New Course Offerings in History!

HISTORY 1810. HISTORY OF SOUTH AFRICA. (Same as Black Studies 1810). The course surveys the history of South Africa over the last four hundred years. Its primary thematic focus is the unique historical development of racism and class stratification in this part of the world. We will spend a great deal of our time discussing African lives under a system of racial inequality known as apartheid and Africans’ struggles to end it. We will end by discussing the legacies of colonialism and apartheid in South Africa and the lessons that they give to the rest of the world. Exams and papers: To be determined. Readings: To be announced. Professor: A. Mseba; 10:00-10:50 MWF

HISTORY 3815. AFRICA AND THE WORLD. (Same as Black Studies 3815). For millennia, Africans have interacted with people from other parts of the world.

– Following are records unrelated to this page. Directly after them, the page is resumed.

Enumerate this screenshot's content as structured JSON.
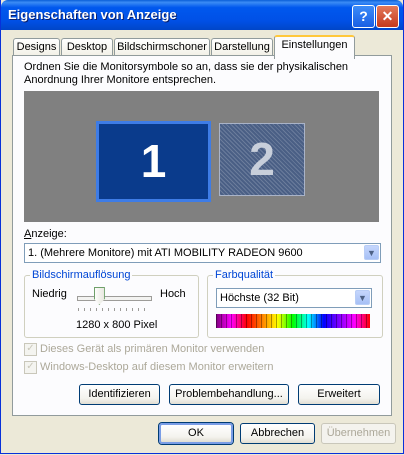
{
  "window": {
    "title": "Eigenschaften von Anzeige"
  },
  "titlebar": {
    "help_glyph": "?",
    "close_glyph": "✕"
  },
  "tabs": [
    {
      "label": "Designs",
      "active": false
    },
    {
      "label": "Desktop",
      "active": false
    },
    {
      "label": "Bildschirmschoner",
      "active": false
    },
    {
      "label": "Darstellung",
      "active": false
    },
    {
      "label": "Einstellungen",
      "active": true
    }
  ],
  "instructions": "Ordnen Sie die Monitorsymbole so an, dass sie der physikalischen Anordnung Ihrer Monitore entsprechen.",
  "monitors": [
    {
      "number": "1",
      "selected": true
    },
    {
      "number": "2",
      "selected": false
    }
  ],
  "display": {
    "label": "Anzeige:",
    "selected": "1. (Mehrere Monitore) mit ATI MOBILITY RADEON 9600"
  },
  "resolution": {
    "group_label": "Bildschirmauflösung",
    "low_label": "Niedrig",
    "high_label": "Hoch",
    "value": "1280 x 800 Pixel",
    "slider_level": 0.3
  },
  "color_quality": {
    "group_label": "Farbqualität",
    "selected": "Höchste (32 Bit)"
  },
  "checkboxes": [
    {
      "label": "Dieses Gerät als primären Monitor verwenden",
      "checked": true,
      "enabled": false
    },
    {
      "label": "Windows-Desktop auf diesem Monitor erweitern",
      "checked": true,
      "enabled": false
    }
  ],
  "panel_buttons": {
    "identify": "Identifizieren",
    "troubleshoot": "Problembehandlung...",
    "advanced": "Erweitert"
  },
  "dialog_buttons": {
    "ok": "OK",
    "cancel": "Abbrechen",
    "apply": "Übernehmen"
  },
  "colors": {
    "titlebar": "#0054e3",
    "group_label": "#0046d5",
    "monitor_selected": "#0a3b8c",
    "preview_bg": "#808080"
  }
}
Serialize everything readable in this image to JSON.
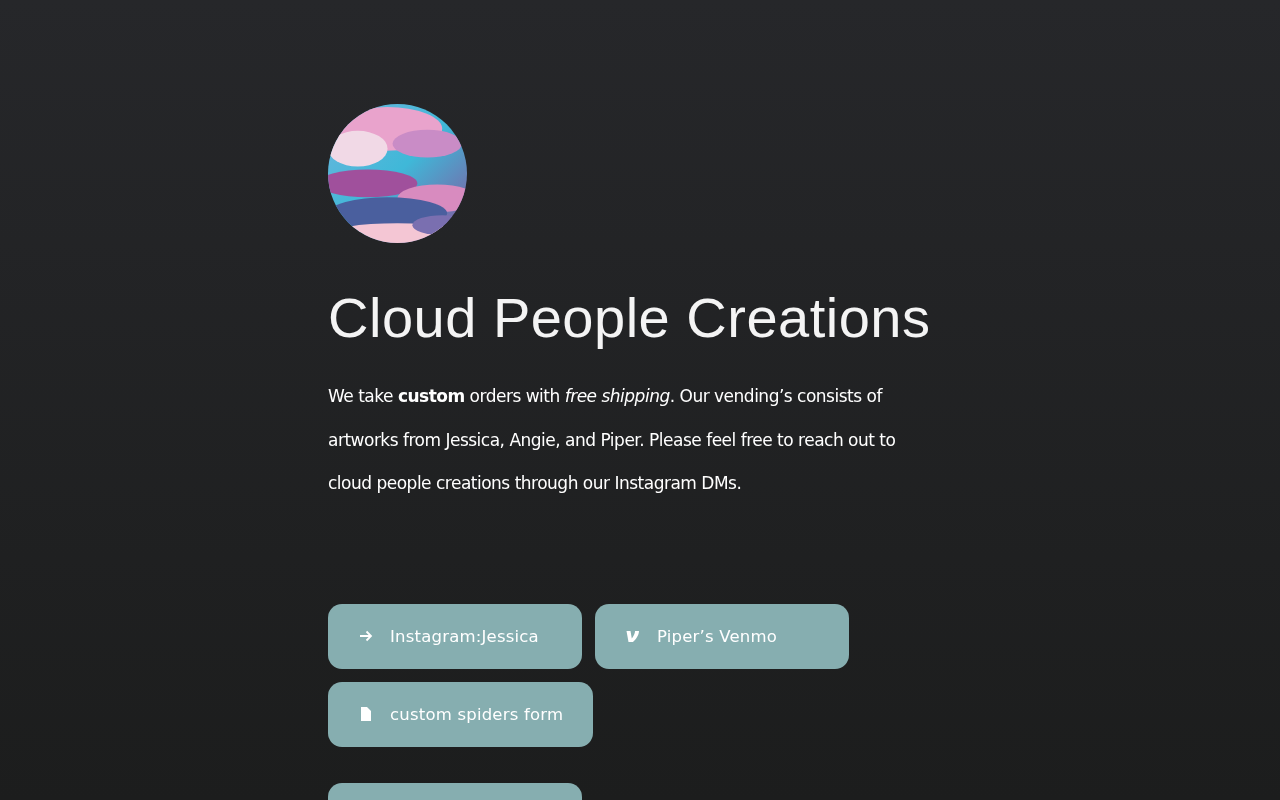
{
  "avatar": {
    "kind": "picture"
  },
  "title": "Cloud People Creations",
  "description": "We take **custom** orders with *free shipping*. Our vending’s consists of artworks from Jessica, Angie, and Piper. Please feel free to reach out to cloud people creations through our Instagram DMs.",
  "link_groups": [
    [
      {
        "kind": "arrow",
        "label": "Instagram:Jessica"
      },
      {
        "kind": "venmo",
        "label": "Piper’s Venmo"
      },
      {
        "kind": "document",
        "label": "custom spiders form"
      }
    ],
    [
      {
        "kind": "blank"
      }
    ]
  ]
}
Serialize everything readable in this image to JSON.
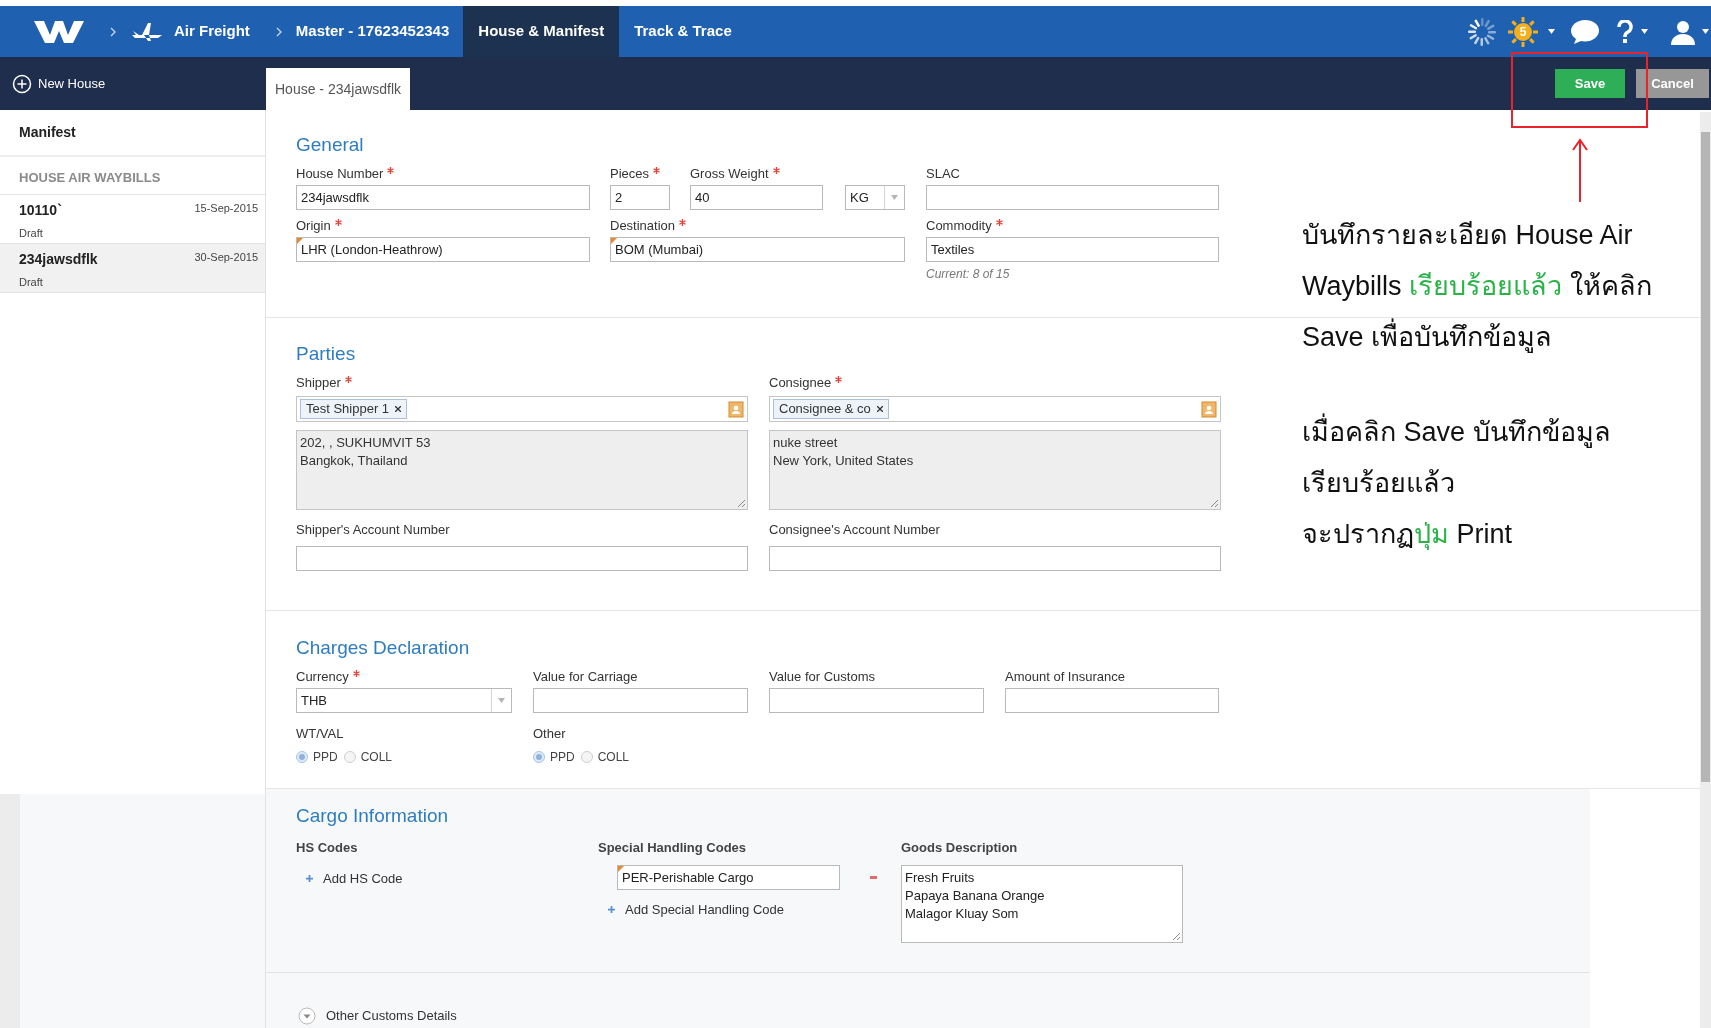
{
  "nav": {
    "breadcrumbs": [
      {
        "label": "Air Freight",
        "kind": "plane"
      },
      {
        "label": "Master - 17623452343",
        "kind": "plain"
      }
    ],
    "tabs": [
      {
        "label": "House & Manifest",
        "selected": true
      },
      {
        "label": "Track & Trace",
        "selected": false
      }
    ],
    "notification_count": "5"
  },
  "toolbar": {
    "new_house": "New House",
    "doc_tab": "House - 234jawsdflk",
    "save": "Save",
    "cancel": "Cancel"
  },
  "sidebar": {
    "title": "Manifest",
    "heading": "HOUSE AIR WAYBILLS",
    "items": [
      {
        "number": "10110`",
        "date": "15-Sep-2015",
        "status": "Draft",
        "selected": false
      },
      {
        "number": "234jawsdflk",
        "date": "30-Sep-2015",
        "status": "Draft",
        "selected": true
      }
    ]
  },
  "general": {
    "title": "General",
    "fields": [
      {
        "label": "House Number",
        "required": true,
        "value": "234jawsdflk",
        "kind": "text",
        "marked": false
      },
      {
        "label": "Pieces",
        "required": true,
        "value": "2",
        "kind": "text",
        "marked": false
      },
      {
        "label": "Gross Weight",
        "required": true,
        "value": "40",
        "kind": "text",
        "marked": false
      },
      {
        "value": "KG",
        "kind": "select",
        "marked": false
      },
      {
        "label": "SLAC",
        "required": false,
        "kind": "text",
        "marked": false
      },
      {
        "label": "Origin",
        "required": true,
        "value": "LHR (London-Heathrow)",
        "kind": "text",
        "marked": true
      },
      {
        "label": "Destination",
        "required": true,
        "value": "BOM (Mumbai)",
        "kind": "text",
        "marked": true
      },
      {
        "label": "Commodity",
        "required": true,
        "value": "Textiles",
        "kind": "text",
        "marked": false,
        "hint": "Current: 8 of 15"
      }
    ]
  },
  "parties": {
    "title": "Parties",
    "items": [
      {
        "label": "Shipper",
        "required": true,
        "tag": "Test Shipper 1",
        "address": [
          "202, , SUKHUMVIT 53",
          "Bangkok, Thailand"
        ],
        "account_label": "Shipper's Account Number"
      },
      {
        "label": "Consignee",
        "required": true,
        "tag": "Consignee & co",
        "address": [
          "nuke street",
          "New York, United States"
        ],
        "account_label": "Consignee's Account Number"
      }
    ]
  },
  "charges": {
    "title": "Charges Declaration",
    "fields": [
      {
        "label": "Currency",
        "required": true,
        "value": "THB",
        "kind": "select"
      },
      {
        "label": "Value for Carriage",
        "required": false,
        "kind": "text"
      },
      {
        "label": "Value for Customs",
        "required": false,
        "kind": "text"
      },
      {
        "label": "Amount of Insurance",
        "required": false,
        "kind": "text"
      }
    ],
    "radio_groups": [
      {
        "label": "WT/VAL",
        "options": [
          {
            "label": "PPD",
            "selected": true
          },
          {
            "label": "COLL",
            "selected": false
          }
        ]
      },
      {
        "label": "Other",
        "options": [
          {
            "label": "PPD",
            "selected": true
          },
          {
            "label": "COLL",
            "selected": false
          }
        ]
      }
    ]
  },
  "cargo": {
    "title": "Cargo Information",
    "hs_label": "HS Codes",
    "hs_add": "Add HS Code",
    "shc_label": "Special Handling Codes",
    "shc_value": "PER-Perishable Cargo",
    "shc_add": "Add Special Handling Code",
    "goods_label": "Goods Description",
    "goods_lines": [
      "Fresh Fruits",
      "Papaya Banana Orange",
      "Malagor Kluay Som"
    ]
  },
  "other_customs": "Other Customs Details",
  "annotation": {
    "paragraphs": [
      [
        [
          {
            "text": "บันทึกรายละเอียด House Air",
            "highlight": false
          }
        ],
        [
          {
            "text": "Waybills ",
            "highlight": false
          },
          {
            "text": "เรียบร้อยแล้ว",
            "highlight": true
          },
          {
            "text": " ให้คลิก",
            "highlight": false
          }
        ],
        [
          {
            "text": "Save เพื่อบันทึกข้อมูล",
            "highlight": false
          }
        ]
      ],
      [
        [
          {
            "text": "เมื่อคลิก Save บันทึกข้อมูล",
            "highlight": false
          }
        ],
        [
          {
            "text": "เรียบร้อยแล้ว",
            "highlight": false
          }
        ],
        [
          {
            "text": "จะปรากฏ",
            "highlight": false
          },
          {
            "text": "ปุ่ม",
            "highlight": true
          },
          {
            "text": " Print",
            "highlight": false
          }
        ]
      ]
    ]
  }
}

Africans from the south central and eastern parts of the continent have, for example, participated in the Indian Ocean global network for over a thousand years. Those from West Africa have participated in a vast commercial network through the Sahara. Since the sixteenth century millions of Africans were forcibly shipped across the Atlantic Ocean to toil in mines and plantations in the Americas. They carried with them knowledge, expertise and cultures fundamental to the making of this world. This course traces this history of Africa’s interactions with the wider world. It is organized around two broad themes: the impact of these interactions on African societies and the impact of Africans on the societies with which they interacted. Exams and papers: To be determined. Readings: To be announced. Professor: A. Mseba; 11:00-11:50 MWF

HISTORY 4605. EARLY MODERN SPAIN, 1450-1750. The early history of Spain is in many ways unique to the rest of Europe and is all too often overlooked in survey courses. Sitting at the crossroads of the Atlantic and the Mediterranean, Spanish interests in trade and exploration led to enormous global power and influence. In this course, we begin with Fernando and Isabel, whose marriage brought together the two principle territories of Castile and Aragon, leading to the beginnings of a “united” Spain. As we trace the political and social history of Spain through the early modern era, we’ll also be examining the many myths surrounding Spanish history including topics such as the Columbus’ voyages, the Spanish Inquisition and the Black Legend. Exams and Papers: Midterm and final exam, three short analytical papers, weekly short response writings. Readings: Henry Kamen, Spain 1469-1714; Jon Cowans, Early Modern Spain: A Documentary Reader; Sarah Tilghman Nalle, Mad for God: Bartolomé Sánchez, The Secret Messiah of Cardenete; Pablo E. Perez-Mallaina, Spain's Men of the Sea: Daily Life on the Indies Fleets in the Sixteenth Century. Professor: K. Bowers; 3:00-3:50 MWF